As we read earlier, when we permit our communion with God to be broken, our defense is departed. We need to be sensitive to holy influences. That comes only by watching and praying.
“If you will only watch, continually watch unto prayer, if you will do everything as if you were in the immediate presence of God, you will be saved from yielding to temptation, and may hope to be kept pure, spotless, and undefiled till the last.” Gospel Workers, 128.
We must be men and women of prayer, doing everything as if we are in the immediate presence of God. In The Desire of Ages chapter “Let Not Your Heart Be Troubled,” we can read of that intimate connection.
“The secret of their success would be in asking for strength and grace. . . . Every sincere prayer is heard in heaven. It may not be fluently expressed; but if the heart is in it, it will ascend to the sanctuary where Jesus ministers, and He will present it to the Father without one awkward, stammering word, beautiful and fragrant with the incense of His own perfection. . . .
“If we consent, He will so identify Himself with our thoughts and aims, so blend our hearts and minds into conformity to His will, that when obeying Him we shall be but carrying out our own impulses. The will, refined and sanctified, will find its highest delight in doing His service. When we know God as it is our privilege to know Him, our life will be a life of continual obedience. Through an appreciation of the character of Christ, through communion with God, sin will become hateful to us. . . .
“If we come to Him in faith, He will speak His mysteries to us personally. Our hearts will often burn within us as One draws nigh to commune with us as He did with Enoch. Those who decide to do nothing in any line that will displease God, will know, after presenting their case before Him, just what course to pursue.” Ibid., 667, 668.
This One Thing I Do
Jesus lived a perfect life as an example for us. He has given us ample evidence that it is possible to live such a life. We can start afresh right now. “Whatever the mistakes or failures of the past, we may, with the help of God, rise above them. With the apostle we may say: ‘This one thing I do, forgetting those things which are behind, and reaching forth unto those things which are before, I press toward the mark for the prize of the high calling of God in Christ Jesus.’ Philippians 3:13, 14.” The Ministry of Healing, 516. Today He is waiting to commission angels from heaven in response to our cry for help.
Let us consider the offer. Shall we, like David, admit our weaknesses and like Peter, fall upon the Rock and be broken? Shall we, like our Saviour, establish and maintain that unbroken communion with our Heavenly Father and accept His strength to overcome on all points? And shall we, like Enoch, have the testimony that we pleased God and live in readiness here that we might live with Him in heaven throughout eternity?

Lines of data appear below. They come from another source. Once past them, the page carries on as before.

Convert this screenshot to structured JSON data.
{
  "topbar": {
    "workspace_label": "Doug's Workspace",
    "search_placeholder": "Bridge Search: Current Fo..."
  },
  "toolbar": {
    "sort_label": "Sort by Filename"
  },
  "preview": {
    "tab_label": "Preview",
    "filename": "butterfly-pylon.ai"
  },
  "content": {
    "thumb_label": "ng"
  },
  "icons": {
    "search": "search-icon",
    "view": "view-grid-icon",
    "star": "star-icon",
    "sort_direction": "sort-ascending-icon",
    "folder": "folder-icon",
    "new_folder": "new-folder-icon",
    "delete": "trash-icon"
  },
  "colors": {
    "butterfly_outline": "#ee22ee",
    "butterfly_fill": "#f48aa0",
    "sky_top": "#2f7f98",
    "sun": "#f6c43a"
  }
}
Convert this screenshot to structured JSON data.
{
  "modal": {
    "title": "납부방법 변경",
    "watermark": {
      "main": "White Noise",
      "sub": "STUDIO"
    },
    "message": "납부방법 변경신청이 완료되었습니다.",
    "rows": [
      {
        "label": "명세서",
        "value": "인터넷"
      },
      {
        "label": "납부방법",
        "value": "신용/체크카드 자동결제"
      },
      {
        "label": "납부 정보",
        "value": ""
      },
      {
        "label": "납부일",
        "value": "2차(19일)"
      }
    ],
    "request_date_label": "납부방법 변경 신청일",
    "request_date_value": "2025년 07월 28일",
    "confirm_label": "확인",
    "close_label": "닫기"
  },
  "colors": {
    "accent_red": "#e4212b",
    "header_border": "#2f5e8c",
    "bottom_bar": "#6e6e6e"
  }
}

Prize Before Us
“I have seen the tender love that God has for His people, and it is very great. I saw angels over the saints with their wings spread about them. Each saint had an attending angel. If the saints wept through discouragement, or were in danger, the angels that ever attended them would fly quickly upward to carry the tidings, and the angels in the city would cease to sing. Then Jesus would commission another angel to descend to encourage, watch over, and try to keep them from going out of the narrow path; but if they did not take heed to the watchful care of these angels, and would not be comforted by them, but continued to go astray, the angels would look sad and weep. They would bear the tidings upward, and all the angels in the city would weep, and then with a loud voice say, ‘Amen.’ But if the saints fixed their eyes upon the prize before them and glorified God by praising Him, then the angels would bear the glad tidings to the city, and the angels in the city would touch their golden harps and sing with a loud voice, ‘Alleluia!’ and the heavenly arches would ring with their lovely songs.” Early Writings, 39.
Cathy Summers-Timmons, a Steps to Life staff member and a member of LandMarks’ editorial staff, writes from her home in Wichita, Kansas. She may be contacted by e-mail at: email@example.com.